These are the facts. We’ve been to the Galapagos Islands in Ecuador three times in the past two years and we’ve been on assignment so we’ve stayed at or at least toured most of the existing luxury hotels in the Galapagos. Nothing holds a candle to Pikaia Lodge. Yes, there’s a chance that a new luxury hotel could open in the Galapagos that would best the Pikaia, but we doubt it. See why in our full review of Pikaia Lodge for LuxuryLatinAmerica.com.
Best new Amazon suite
Juma Amazon Lodge, outside of Manaus in the Brazilian Amazon, debuted a panorama suite in 2016. Built on stilts over the water, it’s a spacious round room with floor-to-ceiling screens (no glass) on all sides and a wrap around deck with hammocks, a table, and chairs.
Best key chain
This year the Inkaterra group of hotels in celebrating 40 years in Peru where they now have seven properties. Their newest is the Inkaterra Hacienda Urubamba in the Sacred Valley. While service was still an issue when we were at the hotel, there was a remarkable level of attention to detail in other aspects including the extremely comfortable, spacious, and stylish stand-alone casitas and in executive chef Rafael Casin’s “earth to plate” cuisine using ingredients from the valley.

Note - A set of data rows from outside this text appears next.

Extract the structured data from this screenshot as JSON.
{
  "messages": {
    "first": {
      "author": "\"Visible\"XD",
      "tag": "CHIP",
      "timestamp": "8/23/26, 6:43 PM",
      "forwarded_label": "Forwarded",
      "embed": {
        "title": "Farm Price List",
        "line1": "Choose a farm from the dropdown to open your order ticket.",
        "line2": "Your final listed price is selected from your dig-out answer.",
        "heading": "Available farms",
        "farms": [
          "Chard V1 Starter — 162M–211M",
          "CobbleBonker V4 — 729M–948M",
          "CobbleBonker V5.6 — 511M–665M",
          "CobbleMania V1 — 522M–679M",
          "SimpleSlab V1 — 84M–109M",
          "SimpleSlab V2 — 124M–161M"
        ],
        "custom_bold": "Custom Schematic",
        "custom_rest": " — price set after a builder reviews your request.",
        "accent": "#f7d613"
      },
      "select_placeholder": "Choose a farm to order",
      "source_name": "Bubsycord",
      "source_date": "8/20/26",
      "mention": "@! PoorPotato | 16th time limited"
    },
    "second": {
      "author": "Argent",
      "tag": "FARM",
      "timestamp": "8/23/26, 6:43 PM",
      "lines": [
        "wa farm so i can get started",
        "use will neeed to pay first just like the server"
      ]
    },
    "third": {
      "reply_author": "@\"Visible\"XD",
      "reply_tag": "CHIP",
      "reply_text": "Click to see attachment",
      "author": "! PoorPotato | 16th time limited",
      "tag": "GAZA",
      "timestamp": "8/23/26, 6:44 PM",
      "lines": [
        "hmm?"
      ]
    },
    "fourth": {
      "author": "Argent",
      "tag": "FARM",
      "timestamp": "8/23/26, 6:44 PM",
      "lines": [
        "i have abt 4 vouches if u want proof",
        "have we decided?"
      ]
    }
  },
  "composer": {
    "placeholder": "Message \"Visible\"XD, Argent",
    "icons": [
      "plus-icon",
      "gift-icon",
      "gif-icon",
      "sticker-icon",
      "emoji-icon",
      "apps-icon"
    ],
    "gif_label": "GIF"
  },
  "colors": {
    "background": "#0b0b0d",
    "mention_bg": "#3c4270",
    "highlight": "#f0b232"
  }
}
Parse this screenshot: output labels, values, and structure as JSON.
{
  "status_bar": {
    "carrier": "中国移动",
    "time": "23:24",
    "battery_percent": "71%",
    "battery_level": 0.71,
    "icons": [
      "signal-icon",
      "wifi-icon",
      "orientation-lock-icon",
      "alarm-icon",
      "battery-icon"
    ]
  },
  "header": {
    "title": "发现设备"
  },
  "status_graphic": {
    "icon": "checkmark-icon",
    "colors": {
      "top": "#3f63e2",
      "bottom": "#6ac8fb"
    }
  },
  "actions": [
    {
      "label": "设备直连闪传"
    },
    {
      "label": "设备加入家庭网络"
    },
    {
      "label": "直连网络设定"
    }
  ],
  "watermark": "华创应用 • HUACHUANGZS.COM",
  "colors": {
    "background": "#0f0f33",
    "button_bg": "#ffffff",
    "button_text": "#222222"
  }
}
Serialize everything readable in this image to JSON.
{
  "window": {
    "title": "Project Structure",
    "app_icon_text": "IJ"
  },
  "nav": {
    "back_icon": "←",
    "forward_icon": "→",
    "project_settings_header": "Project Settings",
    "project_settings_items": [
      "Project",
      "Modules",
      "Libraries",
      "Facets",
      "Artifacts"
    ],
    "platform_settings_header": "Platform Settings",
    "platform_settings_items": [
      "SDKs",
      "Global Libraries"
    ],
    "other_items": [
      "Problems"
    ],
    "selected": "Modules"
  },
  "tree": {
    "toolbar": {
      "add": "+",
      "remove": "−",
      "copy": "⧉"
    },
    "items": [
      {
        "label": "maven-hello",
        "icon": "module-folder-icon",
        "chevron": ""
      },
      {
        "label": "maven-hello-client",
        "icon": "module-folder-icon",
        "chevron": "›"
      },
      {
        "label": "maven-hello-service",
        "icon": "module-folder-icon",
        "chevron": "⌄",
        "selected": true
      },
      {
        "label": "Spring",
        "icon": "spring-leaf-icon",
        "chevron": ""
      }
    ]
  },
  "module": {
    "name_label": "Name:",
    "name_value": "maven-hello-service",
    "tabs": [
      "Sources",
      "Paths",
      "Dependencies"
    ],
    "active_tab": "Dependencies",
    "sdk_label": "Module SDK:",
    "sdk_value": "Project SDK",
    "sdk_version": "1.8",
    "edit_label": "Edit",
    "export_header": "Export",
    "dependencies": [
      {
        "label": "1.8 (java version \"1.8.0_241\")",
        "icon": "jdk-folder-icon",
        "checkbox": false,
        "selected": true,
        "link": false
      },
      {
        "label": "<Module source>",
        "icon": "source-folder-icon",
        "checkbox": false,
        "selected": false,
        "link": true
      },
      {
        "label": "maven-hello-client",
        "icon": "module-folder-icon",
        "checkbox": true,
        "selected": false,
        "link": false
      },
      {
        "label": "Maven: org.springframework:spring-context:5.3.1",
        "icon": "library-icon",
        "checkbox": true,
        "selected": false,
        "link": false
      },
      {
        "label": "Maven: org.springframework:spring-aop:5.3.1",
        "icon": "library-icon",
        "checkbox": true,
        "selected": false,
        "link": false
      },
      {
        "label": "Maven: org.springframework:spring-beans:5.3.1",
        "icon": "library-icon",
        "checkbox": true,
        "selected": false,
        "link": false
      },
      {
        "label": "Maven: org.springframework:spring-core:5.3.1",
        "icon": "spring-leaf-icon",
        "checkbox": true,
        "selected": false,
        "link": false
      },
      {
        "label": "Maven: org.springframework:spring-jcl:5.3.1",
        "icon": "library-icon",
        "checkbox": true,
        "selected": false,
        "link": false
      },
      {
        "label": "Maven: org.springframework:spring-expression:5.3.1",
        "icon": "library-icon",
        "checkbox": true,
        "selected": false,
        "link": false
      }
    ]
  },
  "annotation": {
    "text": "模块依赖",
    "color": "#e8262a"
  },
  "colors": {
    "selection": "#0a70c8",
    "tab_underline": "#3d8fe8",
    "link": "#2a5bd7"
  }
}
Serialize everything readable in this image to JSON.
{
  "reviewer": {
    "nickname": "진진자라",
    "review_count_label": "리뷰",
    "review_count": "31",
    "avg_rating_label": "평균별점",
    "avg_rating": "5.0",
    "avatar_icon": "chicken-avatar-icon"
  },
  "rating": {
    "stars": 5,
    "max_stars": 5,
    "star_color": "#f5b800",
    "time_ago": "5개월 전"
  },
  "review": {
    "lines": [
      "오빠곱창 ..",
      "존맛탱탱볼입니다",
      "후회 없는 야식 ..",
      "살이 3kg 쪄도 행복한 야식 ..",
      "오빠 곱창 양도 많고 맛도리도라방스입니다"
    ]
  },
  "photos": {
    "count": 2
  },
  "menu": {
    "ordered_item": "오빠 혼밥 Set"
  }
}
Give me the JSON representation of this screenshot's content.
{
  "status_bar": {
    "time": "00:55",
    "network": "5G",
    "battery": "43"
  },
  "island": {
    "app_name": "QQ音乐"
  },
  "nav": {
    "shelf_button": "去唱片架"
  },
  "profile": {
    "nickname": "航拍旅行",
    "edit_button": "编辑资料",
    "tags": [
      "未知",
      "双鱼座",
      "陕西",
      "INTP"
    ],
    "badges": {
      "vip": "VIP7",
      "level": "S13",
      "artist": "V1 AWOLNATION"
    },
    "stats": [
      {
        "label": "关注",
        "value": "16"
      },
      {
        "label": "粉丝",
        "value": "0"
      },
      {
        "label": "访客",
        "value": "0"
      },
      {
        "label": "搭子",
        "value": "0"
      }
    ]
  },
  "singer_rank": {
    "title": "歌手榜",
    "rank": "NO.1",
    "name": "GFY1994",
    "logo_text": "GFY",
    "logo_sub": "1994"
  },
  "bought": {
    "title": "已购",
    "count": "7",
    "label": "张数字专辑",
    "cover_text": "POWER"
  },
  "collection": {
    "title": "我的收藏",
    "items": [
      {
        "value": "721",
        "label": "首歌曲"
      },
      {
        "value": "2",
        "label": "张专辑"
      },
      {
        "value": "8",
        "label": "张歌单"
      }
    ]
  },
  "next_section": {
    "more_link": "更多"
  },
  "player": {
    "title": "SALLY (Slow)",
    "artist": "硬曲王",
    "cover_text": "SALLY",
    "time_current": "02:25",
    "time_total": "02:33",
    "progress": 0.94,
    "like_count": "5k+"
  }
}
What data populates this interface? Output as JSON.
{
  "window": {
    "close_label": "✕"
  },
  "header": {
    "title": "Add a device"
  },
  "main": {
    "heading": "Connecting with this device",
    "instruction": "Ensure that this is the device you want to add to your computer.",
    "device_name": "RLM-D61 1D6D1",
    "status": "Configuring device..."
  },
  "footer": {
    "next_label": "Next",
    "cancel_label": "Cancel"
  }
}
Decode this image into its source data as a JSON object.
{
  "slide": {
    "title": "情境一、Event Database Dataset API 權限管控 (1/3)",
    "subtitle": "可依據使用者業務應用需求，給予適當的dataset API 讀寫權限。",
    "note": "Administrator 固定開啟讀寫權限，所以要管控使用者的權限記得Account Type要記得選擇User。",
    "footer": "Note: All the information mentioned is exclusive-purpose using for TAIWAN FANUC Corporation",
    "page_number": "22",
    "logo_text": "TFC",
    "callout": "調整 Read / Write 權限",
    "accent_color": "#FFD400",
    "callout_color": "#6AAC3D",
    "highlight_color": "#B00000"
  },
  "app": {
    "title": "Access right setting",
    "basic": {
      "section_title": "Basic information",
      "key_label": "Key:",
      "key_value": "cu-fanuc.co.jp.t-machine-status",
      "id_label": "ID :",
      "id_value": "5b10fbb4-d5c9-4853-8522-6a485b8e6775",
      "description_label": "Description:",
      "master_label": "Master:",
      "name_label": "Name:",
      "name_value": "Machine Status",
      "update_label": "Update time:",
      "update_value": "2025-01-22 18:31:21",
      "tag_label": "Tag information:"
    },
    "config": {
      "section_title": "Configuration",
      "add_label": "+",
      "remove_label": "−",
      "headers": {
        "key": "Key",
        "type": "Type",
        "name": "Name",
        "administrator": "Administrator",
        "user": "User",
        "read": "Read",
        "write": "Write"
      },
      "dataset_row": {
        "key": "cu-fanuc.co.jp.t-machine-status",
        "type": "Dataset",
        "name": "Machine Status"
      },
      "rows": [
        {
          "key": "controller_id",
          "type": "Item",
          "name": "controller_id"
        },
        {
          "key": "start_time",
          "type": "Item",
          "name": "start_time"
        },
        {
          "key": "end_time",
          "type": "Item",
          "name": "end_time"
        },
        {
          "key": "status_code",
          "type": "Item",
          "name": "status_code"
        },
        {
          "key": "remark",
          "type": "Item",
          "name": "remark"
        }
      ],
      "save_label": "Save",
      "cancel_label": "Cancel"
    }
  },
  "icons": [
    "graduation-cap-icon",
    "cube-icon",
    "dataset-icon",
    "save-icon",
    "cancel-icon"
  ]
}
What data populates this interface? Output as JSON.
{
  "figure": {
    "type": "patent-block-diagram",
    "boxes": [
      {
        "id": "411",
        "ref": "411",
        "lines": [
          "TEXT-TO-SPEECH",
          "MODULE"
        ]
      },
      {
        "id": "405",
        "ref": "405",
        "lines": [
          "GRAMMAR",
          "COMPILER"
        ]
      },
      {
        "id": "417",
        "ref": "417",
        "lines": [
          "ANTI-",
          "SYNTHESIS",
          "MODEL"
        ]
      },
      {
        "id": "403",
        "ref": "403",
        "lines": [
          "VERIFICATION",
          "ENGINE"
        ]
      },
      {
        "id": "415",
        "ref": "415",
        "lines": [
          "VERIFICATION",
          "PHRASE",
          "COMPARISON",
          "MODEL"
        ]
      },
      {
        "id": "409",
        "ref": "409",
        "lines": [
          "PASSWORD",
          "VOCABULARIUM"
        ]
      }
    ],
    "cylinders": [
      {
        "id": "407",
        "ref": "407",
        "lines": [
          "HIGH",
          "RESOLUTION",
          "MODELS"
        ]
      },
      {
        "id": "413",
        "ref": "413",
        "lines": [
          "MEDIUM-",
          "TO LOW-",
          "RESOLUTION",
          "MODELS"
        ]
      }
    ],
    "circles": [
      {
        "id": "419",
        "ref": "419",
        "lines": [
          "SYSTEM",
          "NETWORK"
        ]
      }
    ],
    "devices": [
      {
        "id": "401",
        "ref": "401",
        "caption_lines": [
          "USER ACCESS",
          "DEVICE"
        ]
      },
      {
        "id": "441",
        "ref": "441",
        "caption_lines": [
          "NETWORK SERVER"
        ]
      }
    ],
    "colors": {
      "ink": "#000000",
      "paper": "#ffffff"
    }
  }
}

Even room keys were given their due with keys dangling from a gorgeous ring adorned with braided strands of alpaca and wool yarn in a rainbow of natural dye colors. The key rings were handmade by workers at Threads of Peru, a Cusco-based not-for-profit organization focused on preserving and promoting traditional Peruvian textile arts around the world.
Best rural homestay
Every June, communities near Quehue in northern Peru re-build a traditional Incan bridge that’s made entirely out of grass. It’s one of the last remaining bridges of its kind and even though a modern vehicle bridge was put in nearby, the Q’eswachaka bridge building festival remains an important cultural event. Travelers who want to see the festival have to two choices: make the long drive from Cusco to the site of the bridge, stay for a few hours, then make drive back, or camp in the cold in a few locations near the bridge. Now there’s a third choice.
A small network of Casas Habitantes have been built in villages near the bridge. Funded by BanBif Bank, locals made simple rooms to rent to visitors with electricity, real mattresses, shared bathrooms with flushing toilets and a simple shared kitchen. We stayed in a room built by Justo Callasi which was cozy and clean and warm and just a 5-minute drive from the bridge (US$12 double occupancy, bring your own food and take out all of your trash). This allowed us to experience the whole 3-day festival with ease. To book, contact the Patronato de Cultura Machu Picchu which administers these Casas Habitantes and others around Peru (firstname.lastname@example.org in Spanish).
Best RV hotel
Despite the name, there are no bungalows at Bamboo Paracas Eco Bungalows. That’s because it’s the first hotel in Peru that uses RVs for rooms. Thirty custom-built RVs are permanently parked on the beach. Each has electricity, a plumbed toilet and shower, a full kitchen and a sandy front yard with your own grill and picnic tables. There’s a communal pool, a small snack bar and stand up paddle boards plus kitesurfing and windsurfing to take advantage of the area’s legendary coastal winds. This year, owners Pablo and Felix Gilardi and their partners have also opened the Paracas 360 Eco Hostel in central Paracas offering shared RV accommodation with shared bathroom and kitchen facilities for those on a tighter budget.
When you check into the sexy and chic DCO Suites, Lounge & Spa on the beach south of Mancora, Peru you are showered with gifts. First, a glass of champagne, then a beach kit including a cotton sarong and a bottle of after-sun soothing gel, then an iPod nano loaded with music to play in your room. Though the sound of crashing waves was enough of a soundtrack for us.
Read more about travel in Ecuador
Read more about travel in Brazil
Read more about travel in Peru